Task prompt> Could you restate every entry word for word, minus the pictures?

Dataset records:
*****
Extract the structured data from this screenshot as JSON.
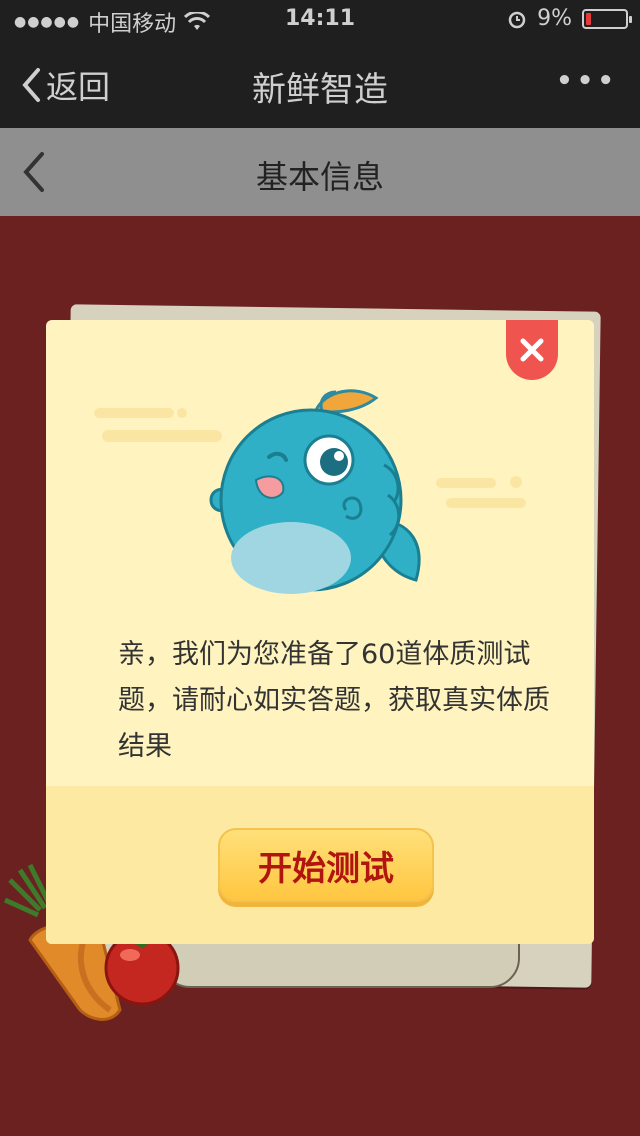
{
  "status_bar": {
    "signal_dots": "●●●●●",
    "carrier": "中国移动",
    "time": "14:11",
    "battery_percent": "9%",
    "battery_level": 0.09
  },
  "nav": {
    "back_label": "返回",
    "title": "新鲜智造",
    "more_label": "•••"
  },
  "page_header": {
    "title": "基本信息"
  },
  "modal": {
    "message": "亲，我们为您准备了60道体质测试题，请耐心如实答题，获取真实体质结果",
    "start_button": "开始测试"
  },
  "icons": {
    "wifi": "wifi-icon",
    "alarm": "alarm-icon",
    "back": "chevron-left-icon",
    "close": "close-icon",
    "mascot": "fish-mascot-icon",
    "veggies": "vegetables-illustration"
  },
  "colors": {
    "background": "#6a2120",
    "modal": "#fff4bf",
    "button_text": "#b0150f",
    "close_button": "#f0544f"
  }
}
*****
Your response>
Extract the structured data from this screenshot as JSON.
{
  "status_bar": {
    "signal_dots": "●●●●●",
    "carrier": "中国移动",
    "time": "14:11",
    "battery_percent": "9%",
    "battery_level": 0.09
  },
  "nav": {
    "back_label": "返回",
    "title": "新鲜智造",
    "more_label": "•••"
  },
  "page_header": {
    "title": "基本信息"
  },
  "modal": {
    "message": "亲，我们为您准备了60道体质测试题，请耐心如实答题，获取真实体质结果",
    "start_button": "开始测试"
  },
  "icons": {
    "wifi": "wifi-icon",
    "alarm": "alarm-icon",
    "back": "chevron-left-icon",
    "close": "close-icon",
    "mascot": "fish-mascot-icon",
    "veggies": "vegetables-illustration"
  },
  "colors": {
    "background": "#6a2120",
    "modal": "#fff4bf",
    "button_text": "#b0150f",
    "close_button": "#f0544f"
  }
}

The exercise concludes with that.